Action item: All entries, exactly as written, should be output again.

The input:
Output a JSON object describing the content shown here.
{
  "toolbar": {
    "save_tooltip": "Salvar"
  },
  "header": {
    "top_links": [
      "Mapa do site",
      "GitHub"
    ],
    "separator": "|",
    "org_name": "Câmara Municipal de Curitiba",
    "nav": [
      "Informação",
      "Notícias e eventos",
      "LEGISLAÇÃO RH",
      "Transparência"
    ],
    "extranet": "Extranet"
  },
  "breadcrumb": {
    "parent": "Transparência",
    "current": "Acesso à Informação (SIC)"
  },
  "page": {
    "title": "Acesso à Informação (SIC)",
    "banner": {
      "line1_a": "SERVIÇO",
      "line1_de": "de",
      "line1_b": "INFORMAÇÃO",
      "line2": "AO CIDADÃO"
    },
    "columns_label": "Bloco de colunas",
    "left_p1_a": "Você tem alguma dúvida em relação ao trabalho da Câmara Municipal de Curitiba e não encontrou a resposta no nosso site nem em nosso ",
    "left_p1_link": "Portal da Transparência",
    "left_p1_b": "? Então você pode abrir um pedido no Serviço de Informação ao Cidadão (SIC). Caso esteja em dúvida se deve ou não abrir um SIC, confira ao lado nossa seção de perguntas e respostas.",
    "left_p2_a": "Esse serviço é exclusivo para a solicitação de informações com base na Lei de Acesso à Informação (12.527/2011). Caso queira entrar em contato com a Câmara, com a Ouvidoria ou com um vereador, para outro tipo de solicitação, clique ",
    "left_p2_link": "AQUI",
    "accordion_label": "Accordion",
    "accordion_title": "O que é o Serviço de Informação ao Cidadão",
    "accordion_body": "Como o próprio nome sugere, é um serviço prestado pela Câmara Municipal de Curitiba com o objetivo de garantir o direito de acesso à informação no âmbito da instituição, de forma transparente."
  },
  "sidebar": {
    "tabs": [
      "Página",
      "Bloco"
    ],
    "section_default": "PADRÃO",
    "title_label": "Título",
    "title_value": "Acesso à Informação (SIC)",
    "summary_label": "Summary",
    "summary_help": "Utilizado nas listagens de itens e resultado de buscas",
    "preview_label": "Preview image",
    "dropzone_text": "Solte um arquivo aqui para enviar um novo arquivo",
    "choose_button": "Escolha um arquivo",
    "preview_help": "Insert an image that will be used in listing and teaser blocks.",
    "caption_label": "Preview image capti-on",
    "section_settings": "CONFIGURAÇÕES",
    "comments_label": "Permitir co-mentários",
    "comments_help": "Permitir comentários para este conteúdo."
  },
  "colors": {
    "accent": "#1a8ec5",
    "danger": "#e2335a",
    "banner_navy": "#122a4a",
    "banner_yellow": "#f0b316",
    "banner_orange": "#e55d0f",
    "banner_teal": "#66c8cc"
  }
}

Response area:
Output a JSON object describing the content shown here.
{
  "toolbar": {
    "save_tooltip": "Salvar"
  },
  "header": {
    "top_links": [
      "Mapa do site",
      "GitHub"
    ],
    "separator": "|",
    "org_name": "Câmara Municipal de Curitiba",
    "nav": [
      "Informação",
      "Notícias e eventos",
      "LEGISLAÇÃO RH",
      "Transparência"
    ],
    "extranet": "Extranet"
  },
  "breadcrumb": {
    "parent": "Transparência",
    "current": "Acesso à Informação (SIC)"
  },
  "page": {
    "title": "Acesso à Informação (SIC)",
    "banner": {
      "line1_a": "SERVIÇO",
      "line1_de": "de",
      "line1_b": "INFORMAÇÃO",
      "line2": "AO CIDADÃO"
    },
    "columns_label": "Bloco de colunas",
    "left_p1_a": "Você tem alguma dúvida em relação ao trabalho da Câmara Municipal de Curitiba e não encontrou a resposta no nosso site nem em nosso ",
    "left_p1_link": "Portal da Transparência",
    "left_p1_b": "? Então você pode abrir um pedido no Serviço de Informação ao Cidadão (SIC). Caso esteja em dúvida se deve ou não abrir um SIC, confira ao lado nossa seção de perguntas e respostas.",
    "left_p2_a": "Esse serviço é exclusivo para a solicitação de informações com base na Lei de Acesso à Informação (12.527/2011). Caso queira entrar em contato com a Câmara, com a Ouvidoria ou com um vereador, para outro tipo de solicitação, clique ",
    "left_p2_link": "AQUI",
    "accordion_label": "Accordion",
    "accordion_title": "O que é o Serviço de Informação ao Cidadão",
    "accordion_body": "Como o próprio nome sugere, é um serviço prestado pela Câmara Municipal de Curitiba com o objetivo de garantir o direito de acesso à informação no âmbito da instituição, de forma transparente."
  },
  "sidebar": {
    "tabs": [
      "Página",
      "Bloco"
    ],
    "section_default": "PADRÃO",
    "title_label": "Título",
    "title_value": "Acesso à Informação (SIC)",
    "summary_label": "Summary",
    "summary_help": "Utilizado nas listagens de itens e resultado de buscas",
    "preview_label": "Preview image",
    "dropzone_text": "Solte um arquivo aqui para enviar um novo arquivo",
    "choose_button": "Escolha um arquivo",
    "preview_help": "Insert an image that will be used in listing and teaser blocks.",
    "caption_label": "Preview image capti-on",
    "section_settings": "CONFIGURAÇÕES",
    "comments_label": "Permitir co-mentários",
    "comments_help": "Permitir comentários para este conteúdo."
  },
  "colors": {
    "accent": "#1a8ec5",
    "danger": "#e2335a",
    "banner_navy": "#122a4a",
    "banner_yellow": "#f0b316",
    "banner_orange": "#e55d0f",
    "banner_teal": "#66c8cc"
  }
}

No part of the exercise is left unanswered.